*TASK INSTRUCTIONS*: Print out each entry below exactly; do not carry over any image.

*DATA SECTION*:
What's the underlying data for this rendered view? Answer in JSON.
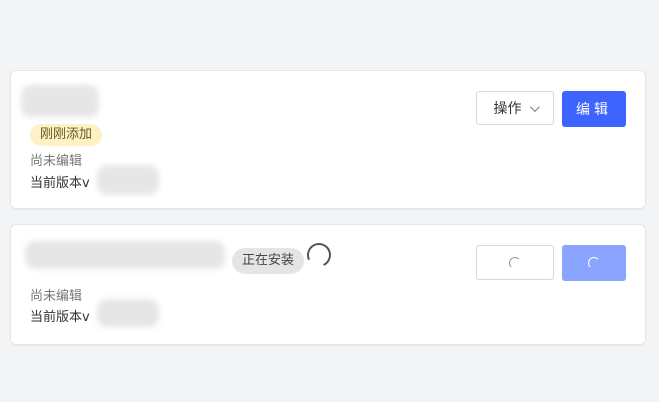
{
  "cards": [
    {
      "tag": "刚刚添加",
      "status": "尚未编辑",
      "version_prefix": "当前版本v",
      "actions_label": "操作",
      "edit_label": "编辑"
    },
    {
      "tag": "正在安装",
      "status": "尚未编辑",
      "version_prefix": "当前版本v"
    }
  ],
  "colors": {
    "primary": "#3e63ff",
    "primary_loading": "#8ba4ff",
    "added_tag_bg": "#fdf1c6",
    "installing_tag_bg": "#e5e5e5",
    "page_bg": "#f3f4f6"
  },
  "icons": [
    "chevron-down-icon",
    "loading-spinner-icon"
  ]
}
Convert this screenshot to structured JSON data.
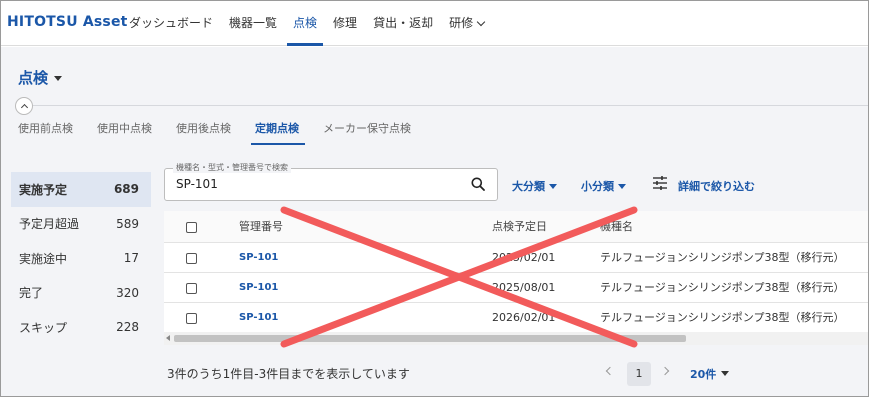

*TASK RESPONSE*:
What's the underlying data for this rendered view? Answer in JSON.
{
  "cards": [
    {
      "tag": "刚刚添加",
      "status": "尚未编辑",
      "version_prefix": "当前版本v",
      "actions_label": "操作",
      "edit_label": "编辑"
    },
    {
      "tag": "正在安装",
      "status": "尚未编辑",
      "version_prefix": "当前版本v"
    }
  ],
  "colors": {
    "primary": "#3e63ff",
    "primary_loading": "#8ba4ff",
    "added_tag_bg": "#fdf1c6",
    "installing_tag_bg": "#e5e5e5",
    "page_bg": "#f3f4f6"
  },
  "icons": [
    "chevron-down-icon",
    "loading-spinner-icon"
  ]
}
Convert this screenshot to structured JSON data.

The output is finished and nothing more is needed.